Glorious Fool - by John Martyn
Distributed by WEA, 99178
Unheralded, hidden, unique and startlingly good - John Martyn in capsule. The title of Martyn's 1980 album (Grace & Danger) pretty well sums up his approach. He's a Scottish folksinger and guitarist who has evolved his craft into a blues-voice Jekyll-and-Hyde, jazz-rock-folk melting pot.
His recent departure from a standard folk format may upset some long-time fans, but the progress he has made in lands of his own discovery is worthy.
Glorious Fool (with Phil Collins of solo and Genesis fame producing in place of Grace & Danger's Martin Levan) is richly aural. At times it is frightening in its images, but never despairing. Martyn's voice, capable of being both enticing and threatening, is never without a gruff, near-slurring character.
And the music -paced by Martyn's delicate guitar, Collins identifiable (and, in this context, thankfully understated) percussion work and Max Middleton's keyboards- is always sensuous.
The cast, which has the potential to be oppressive, is most decidedly in control: from Collins, through former Jeff Beck cohort Middleton, to Eric Clapton.

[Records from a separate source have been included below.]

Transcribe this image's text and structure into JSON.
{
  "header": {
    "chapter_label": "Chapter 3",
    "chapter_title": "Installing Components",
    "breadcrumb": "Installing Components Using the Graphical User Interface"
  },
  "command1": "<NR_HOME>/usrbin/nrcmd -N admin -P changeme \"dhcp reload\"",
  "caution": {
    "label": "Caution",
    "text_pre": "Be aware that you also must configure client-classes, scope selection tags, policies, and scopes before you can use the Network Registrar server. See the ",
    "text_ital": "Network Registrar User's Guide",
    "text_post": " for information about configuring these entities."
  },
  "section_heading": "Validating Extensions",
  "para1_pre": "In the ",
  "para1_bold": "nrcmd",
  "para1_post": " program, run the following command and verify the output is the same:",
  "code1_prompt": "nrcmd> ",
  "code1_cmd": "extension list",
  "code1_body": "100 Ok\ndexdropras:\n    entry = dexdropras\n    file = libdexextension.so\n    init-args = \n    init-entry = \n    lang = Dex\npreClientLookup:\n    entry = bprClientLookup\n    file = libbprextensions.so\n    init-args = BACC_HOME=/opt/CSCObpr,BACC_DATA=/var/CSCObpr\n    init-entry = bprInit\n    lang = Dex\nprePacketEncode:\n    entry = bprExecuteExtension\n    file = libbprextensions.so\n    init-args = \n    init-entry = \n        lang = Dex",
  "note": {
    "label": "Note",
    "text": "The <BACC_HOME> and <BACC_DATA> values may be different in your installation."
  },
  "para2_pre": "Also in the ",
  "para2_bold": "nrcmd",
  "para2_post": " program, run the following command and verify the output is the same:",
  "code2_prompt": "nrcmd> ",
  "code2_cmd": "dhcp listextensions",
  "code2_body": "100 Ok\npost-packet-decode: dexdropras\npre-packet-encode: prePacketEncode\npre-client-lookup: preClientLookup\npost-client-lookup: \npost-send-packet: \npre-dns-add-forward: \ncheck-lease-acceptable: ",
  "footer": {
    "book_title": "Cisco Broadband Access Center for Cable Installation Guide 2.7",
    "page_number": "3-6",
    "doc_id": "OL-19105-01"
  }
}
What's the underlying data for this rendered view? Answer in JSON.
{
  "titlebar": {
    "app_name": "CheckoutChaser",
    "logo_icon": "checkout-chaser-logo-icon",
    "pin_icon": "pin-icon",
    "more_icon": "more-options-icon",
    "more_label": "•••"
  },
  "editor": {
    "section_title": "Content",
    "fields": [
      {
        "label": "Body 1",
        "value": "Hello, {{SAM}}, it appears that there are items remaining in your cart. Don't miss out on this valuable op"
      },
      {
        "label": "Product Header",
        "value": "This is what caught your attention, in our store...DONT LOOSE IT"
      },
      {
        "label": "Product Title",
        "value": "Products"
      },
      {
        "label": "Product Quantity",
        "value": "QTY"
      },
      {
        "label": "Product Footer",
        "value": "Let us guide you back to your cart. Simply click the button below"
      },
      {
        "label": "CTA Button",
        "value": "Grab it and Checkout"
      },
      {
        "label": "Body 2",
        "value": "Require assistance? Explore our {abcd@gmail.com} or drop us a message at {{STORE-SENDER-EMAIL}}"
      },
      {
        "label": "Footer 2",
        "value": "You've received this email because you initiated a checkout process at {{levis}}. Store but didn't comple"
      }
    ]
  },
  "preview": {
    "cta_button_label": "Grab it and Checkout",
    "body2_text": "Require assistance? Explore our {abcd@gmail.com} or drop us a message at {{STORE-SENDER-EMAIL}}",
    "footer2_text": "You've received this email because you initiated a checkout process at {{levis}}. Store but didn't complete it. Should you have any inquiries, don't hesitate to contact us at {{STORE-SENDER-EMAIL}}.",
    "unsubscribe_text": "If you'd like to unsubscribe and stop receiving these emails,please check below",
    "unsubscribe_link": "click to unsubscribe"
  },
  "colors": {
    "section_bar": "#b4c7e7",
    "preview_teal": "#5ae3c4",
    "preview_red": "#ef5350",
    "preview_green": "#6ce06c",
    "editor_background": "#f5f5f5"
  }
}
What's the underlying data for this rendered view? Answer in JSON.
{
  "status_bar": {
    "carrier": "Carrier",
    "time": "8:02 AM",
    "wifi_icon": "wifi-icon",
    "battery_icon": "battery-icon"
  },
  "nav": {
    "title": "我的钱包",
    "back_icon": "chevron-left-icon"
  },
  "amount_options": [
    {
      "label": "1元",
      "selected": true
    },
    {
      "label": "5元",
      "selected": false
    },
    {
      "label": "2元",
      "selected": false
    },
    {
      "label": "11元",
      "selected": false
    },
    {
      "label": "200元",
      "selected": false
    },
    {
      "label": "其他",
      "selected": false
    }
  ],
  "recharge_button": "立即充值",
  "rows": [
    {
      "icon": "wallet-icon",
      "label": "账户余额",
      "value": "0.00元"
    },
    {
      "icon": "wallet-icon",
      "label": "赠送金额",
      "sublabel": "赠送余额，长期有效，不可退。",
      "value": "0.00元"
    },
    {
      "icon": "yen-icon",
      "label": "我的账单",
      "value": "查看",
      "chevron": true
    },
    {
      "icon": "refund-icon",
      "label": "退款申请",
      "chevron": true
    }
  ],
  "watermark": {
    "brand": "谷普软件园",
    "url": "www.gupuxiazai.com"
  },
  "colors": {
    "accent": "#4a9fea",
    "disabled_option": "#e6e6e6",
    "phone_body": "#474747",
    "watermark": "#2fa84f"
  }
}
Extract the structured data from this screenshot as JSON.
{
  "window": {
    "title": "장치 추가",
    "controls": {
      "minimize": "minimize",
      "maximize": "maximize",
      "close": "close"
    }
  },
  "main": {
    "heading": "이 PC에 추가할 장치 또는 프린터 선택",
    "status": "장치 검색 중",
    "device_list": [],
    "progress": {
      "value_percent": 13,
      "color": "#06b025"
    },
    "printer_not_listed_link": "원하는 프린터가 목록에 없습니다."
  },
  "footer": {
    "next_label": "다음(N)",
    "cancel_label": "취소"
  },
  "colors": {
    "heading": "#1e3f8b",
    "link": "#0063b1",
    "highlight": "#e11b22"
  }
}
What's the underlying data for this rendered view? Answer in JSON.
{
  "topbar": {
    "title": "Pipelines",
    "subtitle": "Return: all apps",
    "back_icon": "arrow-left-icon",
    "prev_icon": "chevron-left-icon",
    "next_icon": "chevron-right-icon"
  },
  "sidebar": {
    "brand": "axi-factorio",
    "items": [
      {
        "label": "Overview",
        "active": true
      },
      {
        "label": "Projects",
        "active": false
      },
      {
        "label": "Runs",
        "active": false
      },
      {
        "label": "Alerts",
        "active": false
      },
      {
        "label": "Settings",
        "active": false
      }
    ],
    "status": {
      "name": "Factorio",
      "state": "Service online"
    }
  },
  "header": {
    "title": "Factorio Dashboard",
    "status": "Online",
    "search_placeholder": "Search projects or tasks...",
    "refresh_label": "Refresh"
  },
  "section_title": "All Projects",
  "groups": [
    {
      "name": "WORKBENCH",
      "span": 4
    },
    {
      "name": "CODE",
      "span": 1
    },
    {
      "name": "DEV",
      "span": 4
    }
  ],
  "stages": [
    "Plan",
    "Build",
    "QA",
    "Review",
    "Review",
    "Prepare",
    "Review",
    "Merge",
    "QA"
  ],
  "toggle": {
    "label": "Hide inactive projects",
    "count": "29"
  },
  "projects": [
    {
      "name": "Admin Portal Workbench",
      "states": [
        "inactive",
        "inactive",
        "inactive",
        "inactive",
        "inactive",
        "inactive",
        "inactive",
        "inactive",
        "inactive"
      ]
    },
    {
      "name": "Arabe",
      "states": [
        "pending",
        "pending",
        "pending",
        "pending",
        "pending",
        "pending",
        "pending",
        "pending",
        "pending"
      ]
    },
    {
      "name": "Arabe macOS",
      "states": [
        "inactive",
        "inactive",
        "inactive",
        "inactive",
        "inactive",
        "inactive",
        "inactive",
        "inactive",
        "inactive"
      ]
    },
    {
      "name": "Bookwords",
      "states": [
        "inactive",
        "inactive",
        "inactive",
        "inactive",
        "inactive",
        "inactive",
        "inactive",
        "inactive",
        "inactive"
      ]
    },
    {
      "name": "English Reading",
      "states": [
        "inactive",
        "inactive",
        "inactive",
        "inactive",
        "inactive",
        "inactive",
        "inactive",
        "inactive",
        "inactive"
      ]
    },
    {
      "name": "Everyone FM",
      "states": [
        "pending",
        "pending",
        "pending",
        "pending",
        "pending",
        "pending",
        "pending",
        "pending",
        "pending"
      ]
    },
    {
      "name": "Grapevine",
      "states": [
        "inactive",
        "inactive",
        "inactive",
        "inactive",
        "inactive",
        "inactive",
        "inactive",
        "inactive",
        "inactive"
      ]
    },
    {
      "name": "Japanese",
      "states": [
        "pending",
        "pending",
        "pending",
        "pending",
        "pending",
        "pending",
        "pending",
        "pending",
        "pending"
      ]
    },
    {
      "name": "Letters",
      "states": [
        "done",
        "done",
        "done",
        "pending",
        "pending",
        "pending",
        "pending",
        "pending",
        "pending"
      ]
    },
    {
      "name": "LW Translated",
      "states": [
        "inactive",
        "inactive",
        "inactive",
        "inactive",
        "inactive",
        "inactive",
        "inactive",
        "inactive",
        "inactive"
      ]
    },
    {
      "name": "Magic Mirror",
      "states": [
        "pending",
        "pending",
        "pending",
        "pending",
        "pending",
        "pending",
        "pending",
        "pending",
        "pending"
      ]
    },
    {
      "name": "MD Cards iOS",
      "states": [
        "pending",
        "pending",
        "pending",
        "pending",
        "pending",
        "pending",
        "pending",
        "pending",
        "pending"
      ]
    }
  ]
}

Clapton's fluid guitar lines link perfectly with Martyn's lyrical six-string wanderings on Couldn't Love You More.
Glorious Fool should bridge the gap for those mystified by the slightly distant Grace & Danger, but enthralled by earlier work like One World and So Far So Good.
This review preceded that of Neil Young's Reactor on page 25 of Alberta-based Red Deer Advocate, issue Saturday 28 November 1981. Not all critics have failing ears... Later on the writer became managing editor of the paper.